Symbolically, Australia’s beer, fat and sugar-fuelled triumph would have come as a relief for some of Cricket Australia’s more conspicuous commercial partners (formerly known as sponsors), including Victoria Bitter, KFC and Coca Cola, purveyors of consumables not readily associated with healthy living.

VB: the drink of champions? AAP/Dan Himbrechts

So, the second Ashes lesson ironically suggests that promoting health is bad for sporting and commercial performance. However, Swisse Health and Wellness Company was on call in the unhappy event that fortunes were reversed, the odds for which were offered by round-the-clock CA commercial partner and potential health risk, bet365.

As recently as August last year, bet365 declared England “odds-on favourites to dish out more misery to their cricketing rivals”. Their confident prediction revealed a third important Ashes lesson: loving and living off sport means never having to say you’re sorry.

Most professional commentators did not give Australia much chance after losing the previous three Ashes series and another in India. Most professional commentators were wrong. But the airwaves and printed pages did not echo with exclamations of mea culpa. Cricket’s irritating know-it-alls were either blithely unaware of their own failings or exceedingly anxious to bury them.

Like their business commentator counterparts who confidently and regularly predict outcomes that are comprehensively off beam (most notoriously failing to predict the coming cataclysm that was the global financial crisis), they barely missed a beat before praising Australia to the skies and excoriating the hapless English.

Suddenly, the meek had inherited cricket’s fragile earth and we were witnessing the twilight of its current cohort of gods.

That some of the game’s most prominent media personalities can be as reliable prophets as the proverbial back-bar sage underscores the fourth key Ashes lesson: competitive uncertainty is crucial to sport as the most valuable genre of reality television.

Talent, dating, renovation and cooking shows imitate sport’s exploitation of this uncertainty principle. Live sport attracts both the people who love it and the mildly curious in common pursuit of finding out how it all turned out.

Even prime minister Tony Abbott got in on the summer game’s popularity. AAP/Brendon Thorne

Sport compulsively generates its narratives, plots, characters and ethical dilemmas. But its continuously declared “massive” moments unfolding in real time must, in most cases, be forgotten instantly.
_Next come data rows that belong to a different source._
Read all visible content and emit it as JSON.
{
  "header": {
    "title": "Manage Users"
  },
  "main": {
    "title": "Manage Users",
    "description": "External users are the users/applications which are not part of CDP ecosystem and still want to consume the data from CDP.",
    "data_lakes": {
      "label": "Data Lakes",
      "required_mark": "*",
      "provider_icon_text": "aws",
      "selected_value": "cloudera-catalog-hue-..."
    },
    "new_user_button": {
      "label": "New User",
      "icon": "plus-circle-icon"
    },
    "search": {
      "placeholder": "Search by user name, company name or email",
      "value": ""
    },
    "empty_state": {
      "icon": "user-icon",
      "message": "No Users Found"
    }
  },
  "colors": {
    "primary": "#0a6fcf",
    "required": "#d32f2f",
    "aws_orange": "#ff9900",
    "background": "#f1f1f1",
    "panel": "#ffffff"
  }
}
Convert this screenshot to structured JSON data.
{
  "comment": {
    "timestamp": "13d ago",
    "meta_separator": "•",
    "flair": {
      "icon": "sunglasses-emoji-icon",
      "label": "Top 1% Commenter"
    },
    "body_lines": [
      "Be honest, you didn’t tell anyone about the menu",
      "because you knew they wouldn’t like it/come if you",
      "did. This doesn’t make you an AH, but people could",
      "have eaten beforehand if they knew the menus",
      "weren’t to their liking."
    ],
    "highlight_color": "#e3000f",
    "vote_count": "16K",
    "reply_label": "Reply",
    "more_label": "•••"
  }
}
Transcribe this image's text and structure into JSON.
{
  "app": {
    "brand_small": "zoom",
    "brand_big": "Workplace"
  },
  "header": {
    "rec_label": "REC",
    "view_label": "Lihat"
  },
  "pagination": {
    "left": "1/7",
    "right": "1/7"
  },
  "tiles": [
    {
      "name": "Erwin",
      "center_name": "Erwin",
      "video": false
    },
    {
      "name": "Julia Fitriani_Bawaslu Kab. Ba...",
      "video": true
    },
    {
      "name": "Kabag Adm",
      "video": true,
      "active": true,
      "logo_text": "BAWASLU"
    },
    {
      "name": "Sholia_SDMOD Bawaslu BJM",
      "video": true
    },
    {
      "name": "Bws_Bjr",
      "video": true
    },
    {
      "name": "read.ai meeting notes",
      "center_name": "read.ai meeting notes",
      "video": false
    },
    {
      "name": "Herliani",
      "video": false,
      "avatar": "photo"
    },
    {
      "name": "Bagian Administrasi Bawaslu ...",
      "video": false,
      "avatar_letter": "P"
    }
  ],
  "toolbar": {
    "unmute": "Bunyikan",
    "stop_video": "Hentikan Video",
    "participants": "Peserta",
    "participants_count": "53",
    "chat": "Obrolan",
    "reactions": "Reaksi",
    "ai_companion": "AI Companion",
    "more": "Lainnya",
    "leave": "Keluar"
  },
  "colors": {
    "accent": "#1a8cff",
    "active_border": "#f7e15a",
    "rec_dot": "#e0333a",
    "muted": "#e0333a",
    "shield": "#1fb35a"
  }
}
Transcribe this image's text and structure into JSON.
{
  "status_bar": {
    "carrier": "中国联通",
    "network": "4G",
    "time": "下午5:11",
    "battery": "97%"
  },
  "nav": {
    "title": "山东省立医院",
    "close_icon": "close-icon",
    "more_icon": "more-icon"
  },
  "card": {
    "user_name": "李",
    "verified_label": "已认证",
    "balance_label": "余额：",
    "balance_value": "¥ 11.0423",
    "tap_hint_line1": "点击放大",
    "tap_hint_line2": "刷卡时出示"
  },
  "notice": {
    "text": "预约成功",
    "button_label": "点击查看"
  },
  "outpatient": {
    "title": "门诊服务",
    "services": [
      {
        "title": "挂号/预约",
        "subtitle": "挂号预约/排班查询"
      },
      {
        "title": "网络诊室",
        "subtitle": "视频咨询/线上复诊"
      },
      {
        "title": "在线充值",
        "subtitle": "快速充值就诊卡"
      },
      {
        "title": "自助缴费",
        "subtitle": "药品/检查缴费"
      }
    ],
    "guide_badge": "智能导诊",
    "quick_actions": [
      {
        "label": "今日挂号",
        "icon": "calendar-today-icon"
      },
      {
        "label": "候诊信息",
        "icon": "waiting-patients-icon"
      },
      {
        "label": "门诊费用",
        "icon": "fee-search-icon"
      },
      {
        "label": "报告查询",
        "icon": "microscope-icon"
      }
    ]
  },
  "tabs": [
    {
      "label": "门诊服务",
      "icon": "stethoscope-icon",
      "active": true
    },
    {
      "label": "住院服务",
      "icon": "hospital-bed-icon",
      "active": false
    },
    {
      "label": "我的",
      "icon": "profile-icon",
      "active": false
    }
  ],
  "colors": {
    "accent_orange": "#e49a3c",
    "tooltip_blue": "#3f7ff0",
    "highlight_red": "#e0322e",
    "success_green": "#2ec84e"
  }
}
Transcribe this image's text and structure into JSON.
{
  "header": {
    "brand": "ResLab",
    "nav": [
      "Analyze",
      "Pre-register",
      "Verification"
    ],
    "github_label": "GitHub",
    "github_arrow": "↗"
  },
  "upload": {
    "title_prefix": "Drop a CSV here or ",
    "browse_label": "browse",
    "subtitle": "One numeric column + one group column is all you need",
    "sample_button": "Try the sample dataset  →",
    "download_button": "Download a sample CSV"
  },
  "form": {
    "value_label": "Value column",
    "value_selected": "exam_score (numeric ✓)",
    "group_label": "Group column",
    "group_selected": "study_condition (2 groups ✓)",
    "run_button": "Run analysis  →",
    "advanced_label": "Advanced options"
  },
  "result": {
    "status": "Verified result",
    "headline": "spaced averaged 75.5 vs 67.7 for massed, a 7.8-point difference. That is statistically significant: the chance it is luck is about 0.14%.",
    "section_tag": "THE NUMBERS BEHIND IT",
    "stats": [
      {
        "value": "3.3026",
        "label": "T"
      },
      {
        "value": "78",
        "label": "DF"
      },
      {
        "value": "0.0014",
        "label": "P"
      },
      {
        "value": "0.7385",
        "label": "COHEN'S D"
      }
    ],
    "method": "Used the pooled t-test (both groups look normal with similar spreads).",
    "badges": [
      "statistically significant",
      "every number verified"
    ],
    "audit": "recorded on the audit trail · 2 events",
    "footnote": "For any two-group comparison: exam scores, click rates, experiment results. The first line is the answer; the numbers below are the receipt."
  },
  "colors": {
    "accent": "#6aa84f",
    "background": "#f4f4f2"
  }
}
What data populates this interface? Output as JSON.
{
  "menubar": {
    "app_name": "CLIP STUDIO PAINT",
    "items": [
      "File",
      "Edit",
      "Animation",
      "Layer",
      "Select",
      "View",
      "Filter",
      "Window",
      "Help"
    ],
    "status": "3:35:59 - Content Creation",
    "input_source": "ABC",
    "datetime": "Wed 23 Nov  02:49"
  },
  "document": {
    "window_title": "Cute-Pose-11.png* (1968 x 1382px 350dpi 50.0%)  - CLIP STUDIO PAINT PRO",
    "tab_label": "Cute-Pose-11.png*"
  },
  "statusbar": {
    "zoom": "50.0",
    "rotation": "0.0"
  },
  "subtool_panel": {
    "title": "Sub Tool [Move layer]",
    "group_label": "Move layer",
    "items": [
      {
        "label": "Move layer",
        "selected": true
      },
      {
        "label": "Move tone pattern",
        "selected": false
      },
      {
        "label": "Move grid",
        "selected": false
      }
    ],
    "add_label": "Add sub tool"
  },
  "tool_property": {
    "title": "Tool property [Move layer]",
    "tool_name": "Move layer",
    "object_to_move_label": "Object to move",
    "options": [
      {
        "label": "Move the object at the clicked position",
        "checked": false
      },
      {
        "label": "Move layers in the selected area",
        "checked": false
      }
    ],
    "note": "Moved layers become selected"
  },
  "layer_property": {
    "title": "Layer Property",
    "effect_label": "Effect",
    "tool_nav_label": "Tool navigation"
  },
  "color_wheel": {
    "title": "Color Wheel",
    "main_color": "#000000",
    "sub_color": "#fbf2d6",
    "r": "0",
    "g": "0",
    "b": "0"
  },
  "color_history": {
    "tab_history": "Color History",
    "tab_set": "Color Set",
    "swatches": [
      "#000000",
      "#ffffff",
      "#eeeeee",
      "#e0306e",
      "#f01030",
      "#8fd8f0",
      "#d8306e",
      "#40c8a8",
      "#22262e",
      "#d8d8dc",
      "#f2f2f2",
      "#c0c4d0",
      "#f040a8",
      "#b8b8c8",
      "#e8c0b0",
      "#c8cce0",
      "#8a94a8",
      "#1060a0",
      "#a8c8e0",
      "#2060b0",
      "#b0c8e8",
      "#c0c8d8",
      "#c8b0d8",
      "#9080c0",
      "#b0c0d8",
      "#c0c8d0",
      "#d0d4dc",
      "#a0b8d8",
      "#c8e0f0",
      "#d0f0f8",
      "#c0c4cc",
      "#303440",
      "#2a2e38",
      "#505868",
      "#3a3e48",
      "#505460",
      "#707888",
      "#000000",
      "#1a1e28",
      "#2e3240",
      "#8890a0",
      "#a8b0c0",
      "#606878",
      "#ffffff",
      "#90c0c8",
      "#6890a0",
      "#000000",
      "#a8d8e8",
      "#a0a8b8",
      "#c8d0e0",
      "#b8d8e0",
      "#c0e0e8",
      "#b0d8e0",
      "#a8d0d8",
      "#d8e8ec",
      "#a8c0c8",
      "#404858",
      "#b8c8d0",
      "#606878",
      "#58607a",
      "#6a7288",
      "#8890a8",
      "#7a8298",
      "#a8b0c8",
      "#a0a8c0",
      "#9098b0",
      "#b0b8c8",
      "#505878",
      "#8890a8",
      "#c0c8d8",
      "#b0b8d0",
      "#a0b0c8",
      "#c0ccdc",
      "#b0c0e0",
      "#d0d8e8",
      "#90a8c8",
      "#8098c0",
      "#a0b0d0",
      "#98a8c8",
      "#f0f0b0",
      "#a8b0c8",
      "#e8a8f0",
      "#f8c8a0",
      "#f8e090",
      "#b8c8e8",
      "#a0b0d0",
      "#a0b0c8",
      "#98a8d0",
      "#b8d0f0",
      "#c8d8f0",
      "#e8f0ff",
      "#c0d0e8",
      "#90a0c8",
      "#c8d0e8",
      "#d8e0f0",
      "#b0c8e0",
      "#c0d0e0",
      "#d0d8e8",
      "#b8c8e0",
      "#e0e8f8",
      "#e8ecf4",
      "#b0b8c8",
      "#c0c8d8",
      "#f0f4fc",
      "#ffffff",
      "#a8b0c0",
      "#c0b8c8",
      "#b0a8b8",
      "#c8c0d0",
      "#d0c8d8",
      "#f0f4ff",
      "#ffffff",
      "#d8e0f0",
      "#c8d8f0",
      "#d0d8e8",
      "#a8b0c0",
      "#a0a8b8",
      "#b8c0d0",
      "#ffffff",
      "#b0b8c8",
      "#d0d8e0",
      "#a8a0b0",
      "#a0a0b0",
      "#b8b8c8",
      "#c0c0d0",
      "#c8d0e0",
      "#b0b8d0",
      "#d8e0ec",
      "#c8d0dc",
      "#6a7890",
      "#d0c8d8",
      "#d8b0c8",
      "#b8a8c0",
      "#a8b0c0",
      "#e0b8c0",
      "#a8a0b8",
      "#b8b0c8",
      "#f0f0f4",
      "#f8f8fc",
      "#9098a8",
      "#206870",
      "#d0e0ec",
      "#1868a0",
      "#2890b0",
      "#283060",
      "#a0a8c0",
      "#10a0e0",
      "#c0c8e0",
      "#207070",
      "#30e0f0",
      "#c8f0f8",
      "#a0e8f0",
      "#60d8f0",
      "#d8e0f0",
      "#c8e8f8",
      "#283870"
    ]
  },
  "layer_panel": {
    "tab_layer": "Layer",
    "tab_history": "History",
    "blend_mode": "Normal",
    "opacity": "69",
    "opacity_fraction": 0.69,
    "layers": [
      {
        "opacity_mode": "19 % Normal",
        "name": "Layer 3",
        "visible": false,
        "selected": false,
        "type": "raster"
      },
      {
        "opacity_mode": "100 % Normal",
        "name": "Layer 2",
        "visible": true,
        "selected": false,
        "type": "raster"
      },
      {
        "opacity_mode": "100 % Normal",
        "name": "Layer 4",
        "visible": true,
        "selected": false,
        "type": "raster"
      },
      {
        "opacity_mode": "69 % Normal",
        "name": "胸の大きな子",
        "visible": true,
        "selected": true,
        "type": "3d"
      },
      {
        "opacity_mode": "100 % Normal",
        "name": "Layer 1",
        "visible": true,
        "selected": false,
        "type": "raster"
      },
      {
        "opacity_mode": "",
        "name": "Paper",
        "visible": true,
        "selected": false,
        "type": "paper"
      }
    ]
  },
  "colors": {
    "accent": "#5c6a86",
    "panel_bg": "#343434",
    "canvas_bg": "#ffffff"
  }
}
In a five-day Ashes test, for example, at least 2700 largely unmemorable balls are scheduled to be bowled over a minimum 30 hours of play.

Sport is vital to the economics of both free-to-air and pay television, invoking the fifth Ashes lesson that, in an echo of sport philosophers Roy Slaven and H.G. Nelson, there is far too little sport on television.

The match made in heaven that is television and sport has rarely been more conspicuous than when the Ashes coverage on Nine almost overlapped with the T20 Big Bash League (BBL) on Ten. On those days, 12 free TV hours were allocated to cricket, leaving only a few spare minutes on the screen of dreams to switch channels.

Both broadcasts were popular, with over 1.7 million metropolitan viewers tuning into one session of the third Ashes test in Perth, and the early BBL games receiving five-city metro audiences of more than 800,000.

During and after the Ashes, 35 televised BBL games lead up to the final on February 7, supplemented by five one-day internationals and three men’s and women’s Twenty20 double headers. This is not to mention all the other coverage on subscription TV, online, mobile, radio and print platforms that cover these and sundry other sport events.

It will be dispiriting news for the sport-resistant that there are several billion reasons with dollar signs attached that media (especially television) and sport will continue to cling to each other for survival like sailors in storm-tossed Sydney-Hobart yacht races.

For those for whom sport is the staff of life, A-League football and 24-sport pay TV sport channels will sustain them until the Australian Open tennis tournament negotiates the awkward transition to coverage in all media of pre-season tournaments for Australian rules and rugby league.

Here endeth the sixth and final salutary Ashes lesson: that the only foolproof escape from media sport is an isolation tank.